More often now and perhaps ever before, I find myself thinking about how I can make this place I live in a better one than it was when I arrived.
It’s not that big of a task, really. Anything I can do to nudge things in the right direction will do it.
I also find myself gravitating toward tools that might make all of that happen on a more regular basis, which is why when I heard about Gretchen Rubin and her “Four Tendencies” (she was interviewed by Tim Ferriss, one of my favourite podcasters), my ears perked up.
It’s fascinating and something of a breakthrough in that Rubin not only outlines what those four tendencies are—Upholder, Obliger, Questioner, and Rebel—but gives advice on how to deal with your own tendencies and those of others.
This got me thinking, especially when Katie Horvath, who runs a Facebook group called “Vocalize Sarnia” put forth a statement the other day asking members of the group to give their position on it, (agree or disagree), and why. The statement: “In Canada, you can be anything you want to be or do anything you want to do, provided you work hard, make good decisions and choices.”
I agreed with the statement, but with the proviso that knowing what tendency you are would be helpful.
What I particularly appreciated was the spirit behind the statement itself and the willingness of someone like Katie Horvath to open it up to a discussion. Not blanket statements.
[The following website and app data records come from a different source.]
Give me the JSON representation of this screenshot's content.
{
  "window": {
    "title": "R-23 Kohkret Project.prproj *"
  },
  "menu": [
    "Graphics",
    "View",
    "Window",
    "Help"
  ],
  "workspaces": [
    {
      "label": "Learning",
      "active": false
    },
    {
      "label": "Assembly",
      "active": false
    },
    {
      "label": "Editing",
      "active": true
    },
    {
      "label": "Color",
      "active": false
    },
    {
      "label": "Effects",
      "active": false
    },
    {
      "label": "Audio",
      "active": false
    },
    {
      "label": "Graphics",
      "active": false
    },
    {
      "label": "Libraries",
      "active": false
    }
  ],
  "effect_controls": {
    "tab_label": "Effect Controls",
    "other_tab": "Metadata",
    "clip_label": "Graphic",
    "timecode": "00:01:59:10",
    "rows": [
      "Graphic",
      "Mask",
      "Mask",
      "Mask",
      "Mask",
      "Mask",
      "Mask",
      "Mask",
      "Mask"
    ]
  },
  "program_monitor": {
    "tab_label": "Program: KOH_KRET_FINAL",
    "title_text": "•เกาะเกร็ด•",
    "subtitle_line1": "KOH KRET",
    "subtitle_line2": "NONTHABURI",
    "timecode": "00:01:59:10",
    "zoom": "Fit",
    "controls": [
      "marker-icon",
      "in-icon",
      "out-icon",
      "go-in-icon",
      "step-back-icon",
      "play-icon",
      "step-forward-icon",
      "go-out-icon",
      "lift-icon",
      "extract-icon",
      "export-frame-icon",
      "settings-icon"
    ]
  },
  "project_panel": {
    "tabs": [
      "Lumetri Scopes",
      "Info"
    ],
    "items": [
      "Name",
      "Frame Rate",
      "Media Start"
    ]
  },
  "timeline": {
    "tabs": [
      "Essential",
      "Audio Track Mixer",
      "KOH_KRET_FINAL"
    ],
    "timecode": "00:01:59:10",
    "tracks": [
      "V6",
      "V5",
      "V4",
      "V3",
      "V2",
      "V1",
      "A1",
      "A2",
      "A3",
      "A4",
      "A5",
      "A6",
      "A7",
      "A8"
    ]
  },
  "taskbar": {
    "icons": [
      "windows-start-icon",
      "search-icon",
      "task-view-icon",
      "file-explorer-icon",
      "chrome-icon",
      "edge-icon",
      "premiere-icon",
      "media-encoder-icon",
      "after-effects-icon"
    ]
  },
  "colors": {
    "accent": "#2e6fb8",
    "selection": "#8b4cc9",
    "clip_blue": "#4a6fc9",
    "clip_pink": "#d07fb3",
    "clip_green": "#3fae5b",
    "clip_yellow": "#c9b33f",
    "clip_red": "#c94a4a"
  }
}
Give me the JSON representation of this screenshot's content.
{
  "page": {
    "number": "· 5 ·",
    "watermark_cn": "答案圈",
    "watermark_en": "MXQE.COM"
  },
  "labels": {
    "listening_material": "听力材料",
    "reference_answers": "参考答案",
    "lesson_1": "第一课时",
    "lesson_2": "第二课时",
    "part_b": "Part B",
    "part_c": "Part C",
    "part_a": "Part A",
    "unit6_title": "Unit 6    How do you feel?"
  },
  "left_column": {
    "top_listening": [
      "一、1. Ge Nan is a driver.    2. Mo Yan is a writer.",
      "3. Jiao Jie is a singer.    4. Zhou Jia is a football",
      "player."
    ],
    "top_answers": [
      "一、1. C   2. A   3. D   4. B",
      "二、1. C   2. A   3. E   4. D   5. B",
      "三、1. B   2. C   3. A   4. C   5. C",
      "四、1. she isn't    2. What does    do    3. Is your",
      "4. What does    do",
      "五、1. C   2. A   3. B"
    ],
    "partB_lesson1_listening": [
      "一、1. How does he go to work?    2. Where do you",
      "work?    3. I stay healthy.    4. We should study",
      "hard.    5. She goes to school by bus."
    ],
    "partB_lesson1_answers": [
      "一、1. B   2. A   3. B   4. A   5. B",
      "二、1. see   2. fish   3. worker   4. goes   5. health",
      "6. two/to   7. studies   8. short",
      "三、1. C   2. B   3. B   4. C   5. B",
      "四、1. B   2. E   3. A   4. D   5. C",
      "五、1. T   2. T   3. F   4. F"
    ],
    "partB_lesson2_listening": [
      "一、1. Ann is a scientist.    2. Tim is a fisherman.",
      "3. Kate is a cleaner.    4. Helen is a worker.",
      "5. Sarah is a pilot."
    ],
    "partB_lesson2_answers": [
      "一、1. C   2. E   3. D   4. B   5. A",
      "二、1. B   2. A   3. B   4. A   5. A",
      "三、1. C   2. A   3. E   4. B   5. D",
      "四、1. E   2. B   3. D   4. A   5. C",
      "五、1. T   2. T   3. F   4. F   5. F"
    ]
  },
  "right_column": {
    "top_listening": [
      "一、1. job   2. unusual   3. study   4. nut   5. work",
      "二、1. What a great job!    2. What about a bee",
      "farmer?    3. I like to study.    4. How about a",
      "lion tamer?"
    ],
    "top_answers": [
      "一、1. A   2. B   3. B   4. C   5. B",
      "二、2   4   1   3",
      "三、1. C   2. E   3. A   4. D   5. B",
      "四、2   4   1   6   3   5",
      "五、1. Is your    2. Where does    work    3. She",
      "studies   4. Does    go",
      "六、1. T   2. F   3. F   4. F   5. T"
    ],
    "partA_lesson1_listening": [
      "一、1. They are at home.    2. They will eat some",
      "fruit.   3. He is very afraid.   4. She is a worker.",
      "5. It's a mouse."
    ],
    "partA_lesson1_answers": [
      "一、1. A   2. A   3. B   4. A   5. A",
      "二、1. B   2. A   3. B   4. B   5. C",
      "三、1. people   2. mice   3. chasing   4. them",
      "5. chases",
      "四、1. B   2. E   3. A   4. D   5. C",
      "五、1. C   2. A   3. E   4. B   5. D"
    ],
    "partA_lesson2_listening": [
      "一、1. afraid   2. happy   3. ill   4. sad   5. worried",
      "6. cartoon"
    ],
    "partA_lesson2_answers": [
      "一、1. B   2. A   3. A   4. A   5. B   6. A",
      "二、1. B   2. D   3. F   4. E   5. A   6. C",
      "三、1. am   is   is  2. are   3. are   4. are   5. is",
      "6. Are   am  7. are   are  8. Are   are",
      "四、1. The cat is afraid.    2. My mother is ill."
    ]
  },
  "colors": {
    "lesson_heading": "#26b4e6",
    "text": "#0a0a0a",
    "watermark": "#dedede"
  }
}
Not something that’s going to create a yelling match.
But a discourse of ideas, with people (hopefully) being respectful of the experience of others and their (likely) different perspectives.
My thought is that exploring “how” we’re different and incorporating the natural tendencies of people to what we throw at them might be even more helpful.
Why not give it a go?